Post # 1
I’ve come to a place in my current role that makes it clear that it’s not a long-term place for me. Darling Husband and I agree that it makes sense for me to change trajectories and look for work in a different field. I’m really excited about the career change and can see a lot of ways that my job history will equip me for work in this new field.
However, I keep getting cold feet about actually applying for jobs. I’m afraid that I won’t get called into interviews, I’ll get a lot of rejections, or I’ll be unable to do well in this new field.
Anyone have some tips to get past the self-doubt hump and actually start applying and networking in a new field?
Post # 3
Good luck! I suggest you make sure that you hit all of the requirements on a job ad, and hit a lot of the preferred as well in your resume and cover letter. Where I work, we read every single cover letter. I have received a lot of interviews because of this, even though it might be a bit of a stretch. You can do it!
Post # 4
I can do it! It’s really scary, and the job search process can get soal sucking, BUT, you will find someone and at a place that is the right fit for your skill set. Have you started working on a new resume? How you found some jobs to apply to? All you have to do now is take the first step.
Post # 5
applesandspice : I updated my resume and created a short list of currently open jobs in the field I’m hoping to move to. It’s just getting those cover letters and applications submitted that’s holding me up.
MRSsrm85 : Thanks for the tips!
Post # 6
i say apply to anything you think fits at least 75% (like you hit 75% of the requirements). they either call you or they don’t. you never know what will actually work out, but you don’t know if you don’t try!

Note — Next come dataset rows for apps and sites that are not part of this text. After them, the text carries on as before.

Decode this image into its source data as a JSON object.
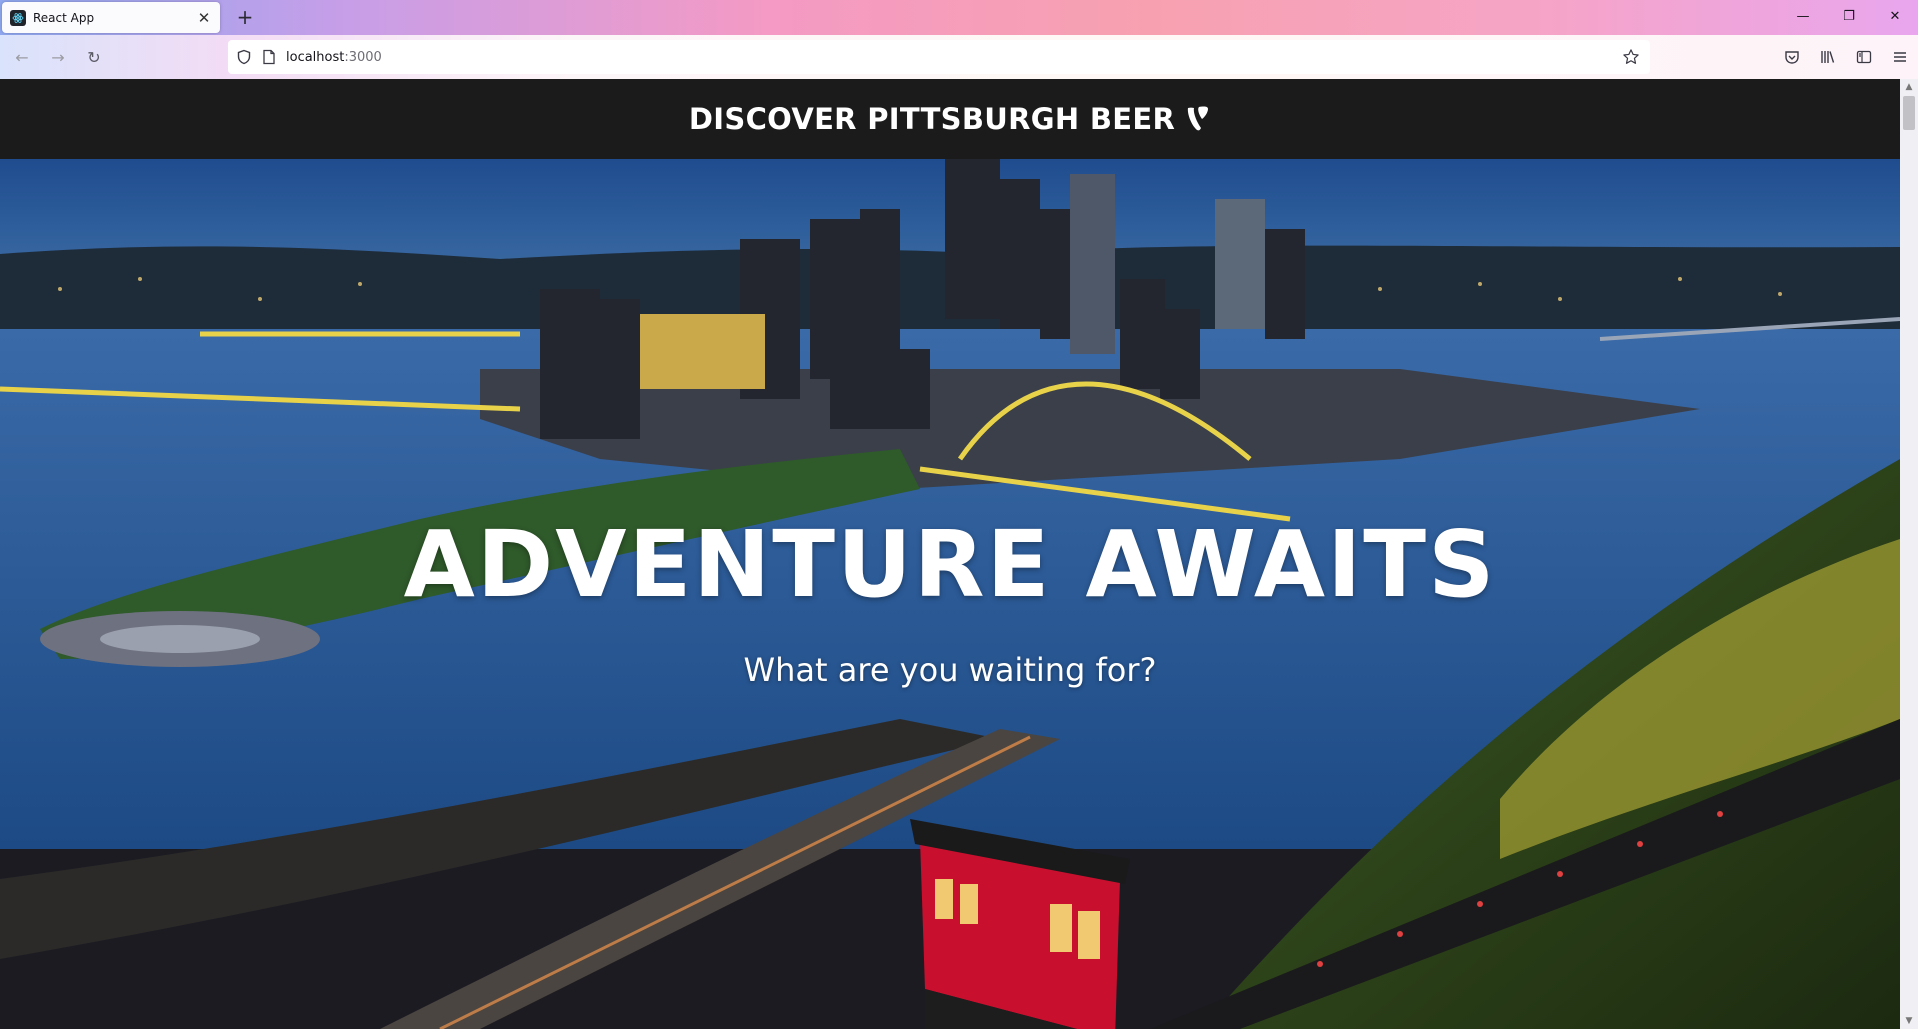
{
  "browser": {
    "tab": {
      "title": "React App",
      "close_label": "✕"
    },
    "new_tab_label": "+",
    "window_controls": {
      "minimize": "—",
      "restore": "❐",
      "close": "✕"
    },
    "url": {
      "host": "localhost",
      "port": ":3000"
    },
    "nav": {
      "back": "←",
      "forward": "→",
      "reload": "↻"
    }
  },
  "site": {
    "title": "DISCOVER PITTSBURGH BEER"
  },
  "hero": {
    "headline": "ADVENTURE AWAITS",
    "subheadline": "What are you waiting for?"
  },
  "scrollbar": {
    "up_arrow": "▲",
    "down_arrow": "▼"
  },
  "colors": {
    "header_bg": "#1b1b1b",
    "header_text": "#ffffff",
    "incline_red": "#c8102e",
    "bridge_yellow": "#e8d24a"
  }
}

Post # 7
This is probably pretty duh advice, but the only way I think you’ll get past the nervousness is to just “jump” so to speak. Once the phone calls start rolling in and you get interviews lined up, you’ll get in a groove.
Meggyo has great advice. Don’t ever limit yourself to meeting the exact requirements. I wanted to switch careers to be a Technical Writer for years, but I had no experience. I applied for a position, and my interview consisted of “I don’t know what that is, but I’m willing to learn!” I got to go in for an assessment and out of 50+ people, I passed! I’ve been there almost two years now, so you never know what can happen.
Post # 8
bretagne422 : That’s a really encouraging story! Thanks for sharing.
Post # 9
larissakay : I’m in the midst of a career path shift and the biggest advice I can give is to not take applications personally!! Most of them will feel like they’ve been thrown into a black hole — that’s actually quite normal!
It depends on how big of a shift you are trying to make, but for me there is practically 0% chance that I will get an interview through a cold application — it’s ALL about networking. I did 6 months of informational interviews and informal coffee chats with firms that were good matches for what I wanted to do but didn’t necessarily have open positions. I was applying to open roles at other companies during this time as well, but only here and there to *perfect* positions and did not get a single interview.
With companies that I have done informational interviews (especially companies where the II was with a higher up) I now have some reaching out to me when a suitable role opens or asking if they can send the recruiter my resume since open positions may be in the imminent pipeline (but not advertised yet).
At one information interview the woman I was meeting with was super upfront. She said “Look, I think you’d be a great fit at our firm. You don’t ave a target school/background that we usually hire from so while I can’t guarantee that you get an interview, I can guarantee that a recruiter actually reads your application.” This made me realize that I was being rejected by some firms because they literally never read my application (just scanned, saw I hadn’t attended a set of X schools, and bypassed to the next one). It will depend on the type of role and company you are applying for as to whether these types of hiring practices occur within the industry.
Now through networking I have a final round interview next week with one of the most competitive global consulting firms. There is NO WAY this firm would have given my application a second glance if I had just submitted an application through the online system but through networking my application was submitted via an internal referral allowing me to get my foot in the door.
So again, depending on how big of a shift you’re making (mine was like a 180), it’s all about the networking.
Prepare yourself for rejection (for us mortals..it’s inevitable) and don’t let the job hunting process dictate to you your competency, value, or potential successfulness within this new career path. If you are getting specific face-to-face feedback from somebody who has met with you and says “currently you’re not a good fit” — tak ethat to heart, but don’t take any rejection of an online application as an indicator of suitability!!
Post # 10
TravelingBride31 : Congrats on your upcoming final round interview. That’s so exciting!
My switch sounds a little less dramatic than yours — more like a pivot than a 180 — but I imagine the lack of work in this particular field will mean it is harder to get an interview. I told my husband that I just have to keep putting myself out there and learning as I go. Eventually, the right position will open up!